(Beginning of Task material)
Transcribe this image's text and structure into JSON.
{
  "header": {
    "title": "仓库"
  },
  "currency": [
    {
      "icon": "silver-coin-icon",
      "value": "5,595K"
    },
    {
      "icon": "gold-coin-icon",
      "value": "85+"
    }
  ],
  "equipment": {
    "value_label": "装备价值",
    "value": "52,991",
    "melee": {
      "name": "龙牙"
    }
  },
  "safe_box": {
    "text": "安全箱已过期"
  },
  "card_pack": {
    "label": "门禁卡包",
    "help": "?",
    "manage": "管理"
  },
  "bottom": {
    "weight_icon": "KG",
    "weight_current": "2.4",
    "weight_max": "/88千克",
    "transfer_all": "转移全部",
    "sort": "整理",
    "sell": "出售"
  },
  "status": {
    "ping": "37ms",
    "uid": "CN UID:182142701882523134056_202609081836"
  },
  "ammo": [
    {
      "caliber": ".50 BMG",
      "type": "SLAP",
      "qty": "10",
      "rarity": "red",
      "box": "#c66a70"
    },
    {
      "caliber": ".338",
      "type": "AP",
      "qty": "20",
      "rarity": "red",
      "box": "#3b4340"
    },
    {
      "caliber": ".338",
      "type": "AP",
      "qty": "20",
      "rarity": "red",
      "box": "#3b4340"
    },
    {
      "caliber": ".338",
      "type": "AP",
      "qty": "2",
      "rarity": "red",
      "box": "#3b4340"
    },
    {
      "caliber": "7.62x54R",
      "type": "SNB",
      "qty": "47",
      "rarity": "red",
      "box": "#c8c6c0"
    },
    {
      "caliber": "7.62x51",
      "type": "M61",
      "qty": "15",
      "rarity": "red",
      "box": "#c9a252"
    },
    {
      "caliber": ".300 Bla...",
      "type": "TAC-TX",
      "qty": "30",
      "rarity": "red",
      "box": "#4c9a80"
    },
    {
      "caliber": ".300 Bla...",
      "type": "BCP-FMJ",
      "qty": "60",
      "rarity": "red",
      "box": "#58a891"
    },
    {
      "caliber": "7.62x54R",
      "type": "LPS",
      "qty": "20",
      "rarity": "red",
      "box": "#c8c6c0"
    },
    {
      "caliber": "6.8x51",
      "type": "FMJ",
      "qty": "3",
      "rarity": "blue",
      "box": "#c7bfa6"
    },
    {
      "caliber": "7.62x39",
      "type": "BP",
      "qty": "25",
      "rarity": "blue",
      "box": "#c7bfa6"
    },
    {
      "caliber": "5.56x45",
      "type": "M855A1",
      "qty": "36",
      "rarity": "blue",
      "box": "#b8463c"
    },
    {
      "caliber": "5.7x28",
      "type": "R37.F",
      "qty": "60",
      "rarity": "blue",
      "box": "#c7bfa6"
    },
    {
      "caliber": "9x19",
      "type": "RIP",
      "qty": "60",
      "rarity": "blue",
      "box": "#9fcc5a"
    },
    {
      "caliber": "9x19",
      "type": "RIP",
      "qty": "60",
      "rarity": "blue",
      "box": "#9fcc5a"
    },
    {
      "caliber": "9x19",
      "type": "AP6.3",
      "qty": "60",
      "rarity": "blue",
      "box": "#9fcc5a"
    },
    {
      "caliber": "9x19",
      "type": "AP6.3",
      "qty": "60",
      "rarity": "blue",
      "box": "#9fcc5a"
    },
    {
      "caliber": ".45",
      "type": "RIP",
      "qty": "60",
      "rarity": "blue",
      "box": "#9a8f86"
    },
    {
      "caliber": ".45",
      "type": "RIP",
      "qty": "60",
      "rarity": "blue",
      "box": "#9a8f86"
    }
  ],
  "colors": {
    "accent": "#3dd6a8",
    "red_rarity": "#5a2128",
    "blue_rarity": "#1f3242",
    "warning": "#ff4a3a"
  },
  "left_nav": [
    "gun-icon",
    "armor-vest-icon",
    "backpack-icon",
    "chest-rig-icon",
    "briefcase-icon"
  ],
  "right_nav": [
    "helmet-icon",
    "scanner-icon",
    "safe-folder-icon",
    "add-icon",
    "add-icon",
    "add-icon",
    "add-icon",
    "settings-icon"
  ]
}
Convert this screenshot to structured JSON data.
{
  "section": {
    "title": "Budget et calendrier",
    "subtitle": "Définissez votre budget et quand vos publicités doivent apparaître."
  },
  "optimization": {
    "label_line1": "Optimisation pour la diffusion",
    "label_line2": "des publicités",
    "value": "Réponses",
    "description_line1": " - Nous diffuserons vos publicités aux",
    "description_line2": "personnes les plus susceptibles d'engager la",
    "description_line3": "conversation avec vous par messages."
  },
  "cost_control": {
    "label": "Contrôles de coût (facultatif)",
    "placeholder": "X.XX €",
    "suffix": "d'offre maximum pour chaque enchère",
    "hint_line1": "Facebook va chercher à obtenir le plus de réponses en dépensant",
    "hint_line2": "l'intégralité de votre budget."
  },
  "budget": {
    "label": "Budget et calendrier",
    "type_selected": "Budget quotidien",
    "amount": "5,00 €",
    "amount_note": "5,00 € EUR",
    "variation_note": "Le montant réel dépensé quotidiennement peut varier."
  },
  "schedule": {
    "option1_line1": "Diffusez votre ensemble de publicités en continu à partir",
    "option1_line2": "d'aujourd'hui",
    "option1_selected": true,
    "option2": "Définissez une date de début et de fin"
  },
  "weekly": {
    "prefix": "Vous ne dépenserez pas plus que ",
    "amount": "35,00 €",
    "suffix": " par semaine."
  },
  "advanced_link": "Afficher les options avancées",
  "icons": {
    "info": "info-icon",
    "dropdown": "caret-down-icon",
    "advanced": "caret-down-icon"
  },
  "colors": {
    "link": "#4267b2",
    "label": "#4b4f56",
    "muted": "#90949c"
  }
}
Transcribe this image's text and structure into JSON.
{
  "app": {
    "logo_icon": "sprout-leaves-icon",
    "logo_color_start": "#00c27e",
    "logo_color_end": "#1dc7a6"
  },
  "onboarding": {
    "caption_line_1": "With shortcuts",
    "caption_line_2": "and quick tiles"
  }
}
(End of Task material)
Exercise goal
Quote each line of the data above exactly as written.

Completed task
Transcribe this image's text and structure into JSON.
{
  "header": {
    "title": "仓库"
  },
  "currency": [
    {
      "icon": "silver-coin-icon",
      "value": "5,595K"
    },
    {
      "icon": "gold-coin-icon",
      "value": "85+"
    }
  ],
  "equipment": {
    "value_label": "装备价值",
    "value": "52,991",
    "melee": {
      "name": "龙牙"
    }
  },
  "safe_box": {
    "text": "安全箱已过期"
  },
  "card_pack": {
    "label": "门禁卡包",
    "help": "?",
    "manage": "管理"
  },
  "bottom": {
    "weight_icon": "KG",
    "weight_current": "2.4",
    "weight_max": "/88千克",
    "transfer_all": "转移全部",
    "sort": "整理",
    "sell": "出售"
  },
  "status": {
    "ping": "37ms",
    "uid": "CN UID:182142701882523134056_202609081836"
  },
  "ammo": [
    {
      "caliber": ".50 BMG",
      "type": "SLAP",
      "qty": "10",
      "rarity": "red",
      "box": "#c66a70"
    },
    {
      "caliber": ".338",
      "type": "AP",
      "qty": "20",
      "rarity": "red",
      "box": "#3b4340"
    },
    {
      "caliber": ".338",
      "type": "AP",
      "qty": "20",
      "rarity": "red",
      "box": "#3b4340"
    },
    {
      "caliber": ".338",
      "type": "AP",
      "qty": "2",
      "rarity": "red",
      "box": "#3b4340"
    },
    {
      "caliber": "7.62x54R",
      "type": "SNB",
      "qty": "47",
      "rarity": "red",
      "box": "#c8c6c0"
    },
    {
      "caliber": "7.62x51",
      "type": "M61",
      "qty": "15",
      "rarity": "red",
      "box": "#c9a252"
    },
    {
      "caliber": ".300 Bla...",
      "type": "TAC-TX",
      "qty": "30",
      "rarity": "red",
      "box": "#4c9a80"
    },
    {
      "caliber": ".300 Bla...",
      "type": "BCP-FMJ",
      "qty": "60",
      "rarity": "red",
      "box": "#58a891"
    },
    {
      "caliber": "7.62x54R",
      "type": "LPS",
      "qty": "20",
      "rarity": "red",
      "box": "#c8c6c0"
    },
    {
      "caliber": "6.8x51",
      "type": "FMJ",
      "qty": "3",
      "rarity": "blue",
      "box": "#c7bfa6"
    },
    {
      "caliber": "7.62x39",
      "type": "BP",
      "qty": "25",
      "rarity": "blue",
      "box": "#c7bfa6"
    },
    {
      "caliber": "5.56x45",
      "type": "M855A1",
      "qty": "36",
      "rarity": "blue",
      "box": "#b8463c"
    },
    {
      "caliber": "5.7x28",
      "type": "R37.F",
      "qty": "60",
      "rarity": "blue",
      "box": "#c7bfa6"
    },
    {
      "caliber": "9x19",
      "type": "RIP",
      "qty": "60",
      "rarity": "blue",
      "box": "#9fcc5a"
    },
    {
      "caliber": "9x19",
      "type": "RIP",
      "qty": "60",
      "rarity": "blue",
      "box": "#9fcc5a"
    },
    {
      "caliber": "9x19",
      "type": "AP6.3",
      "qty": "60",
      "rarity": "blue",
      "box": "#9fcc5a"
    },
    {
      "caliber": "9x19",
      "type": "AP6.3",
      "qty": "60",
      "rarity": "blue",
      "box": "#9fcc5a"
    },
    {
      "caliber": ".45",
      "type": "RIP",
      "qty": "60",
      "rarity": "blue",
      "box": "#9a8f86"
    },
    {
      "caliber": ".45",
      "type": "RIP",
      "qty": "60",
      "rarity": "blue",
      "box": "#9a8f86"
    }
  ],
  "colors": {
    "accent": "#3dd6a8",
    "red_rarity": "#5a2128",
    "blue_rarity": "#1f3242",
    "warning": "#ff4a3a"
  },
  "left_nav": [
    "gun-icon",
    "armor-vest-icon",
    "backpack-icon",
    "chest-rig-icon",
    "briefcase-icon"
  ],
  "right_nav": [
    "helmet-icon",
    "scanner-icon",
    "safe-folder-icon",
    "add-icon",
    "add-icon",
    "add-icon",
    "add-icon",
    "settings-icon"
  ]
}
Convert this screenshot to structured JSON data.
{
  "section": {
    "title": "Budget et calendrier",
    "subtitle": "Définissez votre budget et quand vos publicités doivent apparaître."
  },
  "optimization": {
    "label_line1": "Optimisation pour la diffusion",
    "label_line2": "des publicités",
    "value": "Réponses",
    "description_line1": " - Nous diffuserons vos publicités aux",
    "description_line2": "personnes les plus susceptibles d'engager la",
    "description_line3": "conversation avec vous par messages."
  },
  "cost_control": {
    "label": "Contrôles de coût (facultatif)",
    "placeholder": "X.XX €",
    "suffix": "d'offre maximum pour chaque enchère",
    "hint_line1": "Facebook va chercher à obtenir le plus de réponses en dépensant",
    "hint_line2": "l'intégralité de votre budget."
  },
  "budget": {
    "label": "Budget et calendrier",
    "type_selected": "Budget quotidien",
    "amount": "5,00 €",
    "amount_note": "5,00 € EUR",
    "variation_note": "Le montant réel dépensé quotidiennement peut varier."
  },
  "schedule": {
    "option1_line1": "Diffusez votre ensemble de publicités en continu à partir",
    "option1_line2": "d'aujourd'hui",
    "option1_selected": true,
    "option2": "Définissez une date de début et de fin"
  },
  "weekly": {
    "prefix": "Vous ne dépenserez pas plus que ",
    "amount": "35,00 €",
    "suffix": " par semaine."
  },
  "advanced_link": "Afficher les options avancées",
  "icons": {
    "info": "info-icon",
    "dropdown": "caret-down-icon",
    "advanced": "caret-down-icon"
  },
  "colors": {
    "link": "#4267b2",
    "label": "#4b4f56",
    "muted": "#90949c"
  }
}
Transcribe this image's text and structure into JSON.
{
  "app": {
    "logo_icon": "sprout-leaves-icon",
    "logo_color_start": "#00c27e",
    "logo_color_end": "#1dc7a6"
  },
  "onboarding": {
    "caption_line_1": "With shortcuts",
    "caption_line_2": "and quick tiles"
  }
}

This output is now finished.